Violent attacks against Asians in the United States has spiked as a consequence of the stigma driven by the Trump administration.
Geography Archives: China
The bankruptcy of neoliberalism has been highlighted by the vastly different responses of the world’s two most powerful countries to the coronavirus pandemic.
The pandemic has effectively provided a laboratory-like demonstration that people do better when states can plan ahead, apply national resources unequivocally to the public good, put science in the service of the people, and practice international solidarity. These are characteristics of socialist societies.
Red Lines host Anya Parampil provides a global Coronavirus update, explaining how China suppressed the pandemic with a determined and centralized strategy that was heavily criticized in the West.
In a repeat of the gutter journalism used to justify the 2003 Iraq War, the New York Times has had to “yellow-cake” up a foul brew of innuendo, half-truths, misrepresentations, outright lies—spiked fiercely with stereotypes, racial hatred, and red-baiting—to makes its case for a China “cover-up.”
In December 2019, several people began to develop infections in Wuhan (People’s Republic of China); early signs indicated that the virus had emerged out of the Huanan Seafood Wholesale Market, but there is no certainty about that verdict.
On Wednesday, 15 January, China and the United States agreed to suspend their full-scale trade war. From February 2018, the United States placed tariffs on Chinese goods that entered the US market, and then China retaliated. This tit-for-tat game continued for almost two years, causing massive disruption in the global value chain.
Why is war, or the threat of it, a permanent feature of our society? The most common answers point to contingencies–the psychology of particular world leaders, for example, or the specific gains to a company to be made from a conflict. Alternatively, they rely on universal claims that religion causes eternal strife or that conflict […]
We cannot win a currency war by competitive currency devaluations that trigger a “race to the bottom,” and we cannot win a trade war by competitive trade barriers that simply cut us off from the benefits of cooperative trade. More favorable to our interests and values than warring with our trading partners would be to […]
Just in case you had forgotten that China is a major part of the global economy, here is a chart from the Bank of England’s Financial Stability Report.
Everything about the trade war between the United States and China is bewildering. Truces would come out of nowhere but then they would be set aside by U.S. President Donald Trump in a stream of tweets at odd hours. Regardless, Huawei and China are unlikely to blink. They have the upper hand.
What is noteworthy is that the deceleration in import volume growth has been particularly marked in the emerging economies of Asia and Latin America, pointing to a loss of momentum in the countries that were expected to be new growth poles in the immediate aftermath of the 2007 crisis.

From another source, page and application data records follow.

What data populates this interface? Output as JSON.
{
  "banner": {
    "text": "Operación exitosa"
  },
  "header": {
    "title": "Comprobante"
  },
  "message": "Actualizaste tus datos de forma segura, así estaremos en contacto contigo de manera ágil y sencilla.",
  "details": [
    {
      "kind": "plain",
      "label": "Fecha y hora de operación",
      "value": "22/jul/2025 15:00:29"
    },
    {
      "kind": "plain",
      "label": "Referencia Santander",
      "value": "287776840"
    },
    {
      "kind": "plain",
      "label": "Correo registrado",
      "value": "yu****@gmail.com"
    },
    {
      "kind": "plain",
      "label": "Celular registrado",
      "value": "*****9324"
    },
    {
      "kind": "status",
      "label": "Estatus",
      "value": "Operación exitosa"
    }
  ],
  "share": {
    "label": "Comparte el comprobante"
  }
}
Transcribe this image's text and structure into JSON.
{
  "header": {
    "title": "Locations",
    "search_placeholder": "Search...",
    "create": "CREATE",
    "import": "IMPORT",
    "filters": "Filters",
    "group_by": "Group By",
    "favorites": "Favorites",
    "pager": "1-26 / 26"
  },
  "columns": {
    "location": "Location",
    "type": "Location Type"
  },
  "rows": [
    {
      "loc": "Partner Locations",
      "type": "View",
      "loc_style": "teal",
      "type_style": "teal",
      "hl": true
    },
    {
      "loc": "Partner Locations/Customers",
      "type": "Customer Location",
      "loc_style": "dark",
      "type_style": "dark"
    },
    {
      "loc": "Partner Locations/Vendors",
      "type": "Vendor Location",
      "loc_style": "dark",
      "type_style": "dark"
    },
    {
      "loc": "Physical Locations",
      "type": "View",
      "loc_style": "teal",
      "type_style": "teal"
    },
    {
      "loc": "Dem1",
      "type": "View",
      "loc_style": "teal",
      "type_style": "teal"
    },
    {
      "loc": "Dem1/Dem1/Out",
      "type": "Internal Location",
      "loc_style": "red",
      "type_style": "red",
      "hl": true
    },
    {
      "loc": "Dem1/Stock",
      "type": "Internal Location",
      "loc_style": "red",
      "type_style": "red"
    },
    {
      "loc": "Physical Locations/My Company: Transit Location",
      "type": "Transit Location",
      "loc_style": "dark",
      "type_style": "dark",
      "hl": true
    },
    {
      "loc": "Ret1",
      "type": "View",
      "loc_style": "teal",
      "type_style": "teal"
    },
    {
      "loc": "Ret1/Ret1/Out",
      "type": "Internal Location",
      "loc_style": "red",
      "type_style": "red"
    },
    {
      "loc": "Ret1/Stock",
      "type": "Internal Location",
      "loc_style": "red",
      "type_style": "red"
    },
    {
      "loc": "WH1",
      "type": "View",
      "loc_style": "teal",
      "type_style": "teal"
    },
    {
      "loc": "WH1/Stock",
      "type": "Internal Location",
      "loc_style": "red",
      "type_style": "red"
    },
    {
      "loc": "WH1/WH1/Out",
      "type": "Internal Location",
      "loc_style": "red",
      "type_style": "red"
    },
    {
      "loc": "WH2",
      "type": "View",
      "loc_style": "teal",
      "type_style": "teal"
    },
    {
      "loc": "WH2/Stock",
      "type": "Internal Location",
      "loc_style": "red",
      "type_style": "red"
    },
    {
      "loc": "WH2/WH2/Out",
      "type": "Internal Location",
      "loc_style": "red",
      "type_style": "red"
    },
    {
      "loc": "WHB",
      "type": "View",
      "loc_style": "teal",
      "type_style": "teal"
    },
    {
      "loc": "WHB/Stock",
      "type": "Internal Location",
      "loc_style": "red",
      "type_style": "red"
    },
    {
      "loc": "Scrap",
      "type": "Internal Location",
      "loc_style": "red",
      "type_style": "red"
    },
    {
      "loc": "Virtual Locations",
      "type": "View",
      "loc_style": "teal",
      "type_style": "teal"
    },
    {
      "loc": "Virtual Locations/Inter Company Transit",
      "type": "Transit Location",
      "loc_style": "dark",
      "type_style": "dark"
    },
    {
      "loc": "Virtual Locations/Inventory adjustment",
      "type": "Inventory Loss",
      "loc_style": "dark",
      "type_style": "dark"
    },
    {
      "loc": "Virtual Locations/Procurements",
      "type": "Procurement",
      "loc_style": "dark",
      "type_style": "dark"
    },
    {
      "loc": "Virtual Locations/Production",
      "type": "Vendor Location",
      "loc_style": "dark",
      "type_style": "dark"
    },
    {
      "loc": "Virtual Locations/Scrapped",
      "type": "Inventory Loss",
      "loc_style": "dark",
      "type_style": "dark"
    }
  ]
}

The Russia-China strategic partnership, consolidated last week in Russia, has thrown U.S. elites into Supreme Paranoia mode, which is holding the whole world hostage.
China has increased its oil purchases from Saudi Arabia by 43 percent in April. There is every indication that China will continue to increase its buys from the kingdom during the course of this year—to substitute for Iranian oil and, perhaps, for U.S. oil.
China formally invited Latin America to participate in the Belt and Road Initiative in January 2018, during its meeting with the Community of Latin American and Caribbean States (CELAC) in Santiago, Chile, where the Chinese and Venezuelan chancellors shook hands. Since then, 16 countries in the region have expressed their intention to be part of […]
The U.S. and China are the two dominant poles in the global economy, as illustrated in the figure below which traces the global trade in parts and components.
Strikingly few discussions of China’s declining growth trajectory include mention of the country’s unemployment rate. Unfortunately, this official rate is worthless as an indicator of the China’s labor market conditions. In reality, China likely has a serious and growing unemployment problem.
Perhaps the greatest victim of this ongoing conflict will be planet Earth itself and all the creatures, humans included, who inhabit it. As the world’s top two emitters of climate-altering greenhouse gases, the U.S. and China must work together to halt global warming or all of us are doomed to a hellish future.
John Pilger, investigative journalist and documentary film-maker, talks about the U.S.’ aggression in the Asia-Pacific region and the decline of its global dominance and says that a “new Cold War beckons isolation for the U.S. and danger for the rest of us”.
China’s growth rate remains impressive, even if on the decline. The country’s continuing economic gains owe much to the Chinese state’s (1) still considerable ability to direct the activity of critical economic enterprises and sectors such as finance, (2) commitment to policies of economic expansion, and (3) flexibility in economic strategy.